WORK ITEM: Your answer must be one number: the count of lines below that include "badge".

DATA FOR THE TASK:
↓

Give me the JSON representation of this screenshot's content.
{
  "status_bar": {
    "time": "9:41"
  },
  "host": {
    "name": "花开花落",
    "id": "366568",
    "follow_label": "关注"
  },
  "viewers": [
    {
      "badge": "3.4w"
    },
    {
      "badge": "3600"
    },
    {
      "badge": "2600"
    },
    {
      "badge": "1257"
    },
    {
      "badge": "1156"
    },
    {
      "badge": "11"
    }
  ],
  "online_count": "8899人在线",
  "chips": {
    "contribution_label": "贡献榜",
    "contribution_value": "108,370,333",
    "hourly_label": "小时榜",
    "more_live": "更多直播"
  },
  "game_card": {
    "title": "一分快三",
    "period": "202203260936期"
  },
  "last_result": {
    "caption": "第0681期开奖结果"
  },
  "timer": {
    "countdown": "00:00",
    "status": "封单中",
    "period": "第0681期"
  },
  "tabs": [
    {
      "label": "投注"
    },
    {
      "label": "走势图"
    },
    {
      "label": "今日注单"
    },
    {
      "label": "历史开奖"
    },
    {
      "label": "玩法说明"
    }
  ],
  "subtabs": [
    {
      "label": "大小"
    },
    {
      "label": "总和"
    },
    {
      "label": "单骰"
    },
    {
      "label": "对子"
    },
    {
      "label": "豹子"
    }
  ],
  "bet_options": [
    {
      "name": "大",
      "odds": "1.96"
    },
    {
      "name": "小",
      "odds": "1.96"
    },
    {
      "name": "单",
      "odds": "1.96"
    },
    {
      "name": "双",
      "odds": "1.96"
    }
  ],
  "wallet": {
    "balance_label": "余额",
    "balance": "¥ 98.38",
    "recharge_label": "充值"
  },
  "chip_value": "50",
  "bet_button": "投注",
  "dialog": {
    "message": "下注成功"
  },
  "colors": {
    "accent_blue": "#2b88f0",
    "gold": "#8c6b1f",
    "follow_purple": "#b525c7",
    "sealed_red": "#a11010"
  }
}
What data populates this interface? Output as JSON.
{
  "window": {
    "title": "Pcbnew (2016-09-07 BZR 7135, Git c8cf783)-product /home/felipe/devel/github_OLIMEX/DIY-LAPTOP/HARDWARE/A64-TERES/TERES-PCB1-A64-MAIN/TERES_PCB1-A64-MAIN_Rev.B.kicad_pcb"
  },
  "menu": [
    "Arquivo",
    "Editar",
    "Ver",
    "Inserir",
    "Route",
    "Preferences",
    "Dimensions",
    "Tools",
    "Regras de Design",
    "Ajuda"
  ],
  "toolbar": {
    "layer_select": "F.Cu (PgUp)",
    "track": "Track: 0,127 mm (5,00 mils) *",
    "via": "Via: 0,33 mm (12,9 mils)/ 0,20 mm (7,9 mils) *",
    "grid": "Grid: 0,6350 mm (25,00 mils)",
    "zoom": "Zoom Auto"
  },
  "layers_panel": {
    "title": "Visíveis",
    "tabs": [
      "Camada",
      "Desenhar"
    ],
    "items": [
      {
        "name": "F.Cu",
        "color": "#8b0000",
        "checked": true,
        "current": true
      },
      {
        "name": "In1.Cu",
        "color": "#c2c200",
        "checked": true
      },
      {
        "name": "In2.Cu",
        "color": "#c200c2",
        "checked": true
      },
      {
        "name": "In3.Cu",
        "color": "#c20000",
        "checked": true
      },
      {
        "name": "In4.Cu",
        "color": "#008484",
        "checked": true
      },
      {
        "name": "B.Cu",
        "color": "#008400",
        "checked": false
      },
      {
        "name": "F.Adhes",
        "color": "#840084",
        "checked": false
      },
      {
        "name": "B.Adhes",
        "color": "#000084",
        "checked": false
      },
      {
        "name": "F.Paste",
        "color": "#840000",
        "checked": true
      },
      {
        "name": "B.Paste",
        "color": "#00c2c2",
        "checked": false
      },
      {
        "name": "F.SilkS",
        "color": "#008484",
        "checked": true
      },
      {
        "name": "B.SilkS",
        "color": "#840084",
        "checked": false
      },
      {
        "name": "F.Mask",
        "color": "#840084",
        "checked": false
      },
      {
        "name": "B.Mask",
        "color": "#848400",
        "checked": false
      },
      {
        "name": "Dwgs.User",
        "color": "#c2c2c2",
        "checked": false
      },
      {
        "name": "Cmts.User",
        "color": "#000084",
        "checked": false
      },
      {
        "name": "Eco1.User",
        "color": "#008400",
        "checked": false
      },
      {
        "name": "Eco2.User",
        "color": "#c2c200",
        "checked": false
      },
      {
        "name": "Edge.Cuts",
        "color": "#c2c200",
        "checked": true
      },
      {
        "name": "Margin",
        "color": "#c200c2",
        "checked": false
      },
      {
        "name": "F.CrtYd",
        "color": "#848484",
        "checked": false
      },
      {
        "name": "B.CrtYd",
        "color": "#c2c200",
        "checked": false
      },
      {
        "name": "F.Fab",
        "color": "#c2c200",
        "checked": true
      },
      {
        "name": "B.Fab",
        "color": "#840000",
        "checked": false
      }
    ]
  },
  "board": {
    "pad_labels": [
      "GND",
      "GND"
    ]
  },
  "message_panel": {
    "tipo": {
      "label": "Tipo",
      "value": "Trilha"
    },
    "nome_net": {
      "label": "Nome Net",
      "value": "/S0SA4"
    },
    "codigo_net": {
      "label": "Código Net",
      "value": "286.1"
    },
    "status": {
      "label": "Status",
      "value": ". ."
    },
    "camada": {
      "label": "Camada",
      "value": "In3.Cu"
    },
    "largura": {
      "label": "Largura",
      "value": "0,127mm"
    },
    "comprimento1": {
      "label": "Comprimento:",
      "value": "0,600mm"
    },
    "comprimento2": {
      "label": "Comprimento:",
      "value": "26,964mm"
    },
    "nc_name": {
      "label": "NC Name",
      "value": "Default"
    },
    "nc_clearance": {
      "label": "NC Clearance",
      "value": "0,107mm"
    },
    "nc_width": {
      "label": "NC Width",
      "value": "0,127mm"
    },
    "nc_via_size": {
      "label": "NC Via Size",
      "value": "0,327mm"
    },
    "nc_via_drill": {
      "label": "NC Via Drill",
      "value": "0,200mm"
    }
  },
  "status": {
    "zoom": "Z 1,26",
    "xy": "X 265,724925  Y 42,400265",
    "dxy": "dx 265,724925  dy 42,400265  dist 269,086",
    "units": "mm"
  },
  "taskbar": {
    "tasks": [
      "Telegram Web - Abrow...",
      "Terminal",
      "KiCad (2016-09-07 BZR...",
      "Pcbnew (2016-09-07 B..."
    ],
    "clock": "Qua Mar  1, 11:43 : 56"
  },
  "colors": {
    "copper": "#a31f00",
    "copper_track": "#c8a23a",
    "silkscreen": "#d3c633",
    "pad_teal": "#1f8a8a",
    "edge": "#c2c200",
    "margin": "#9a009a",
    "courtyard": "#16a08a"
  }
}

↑

RESPONSE TO THIS TASK: 6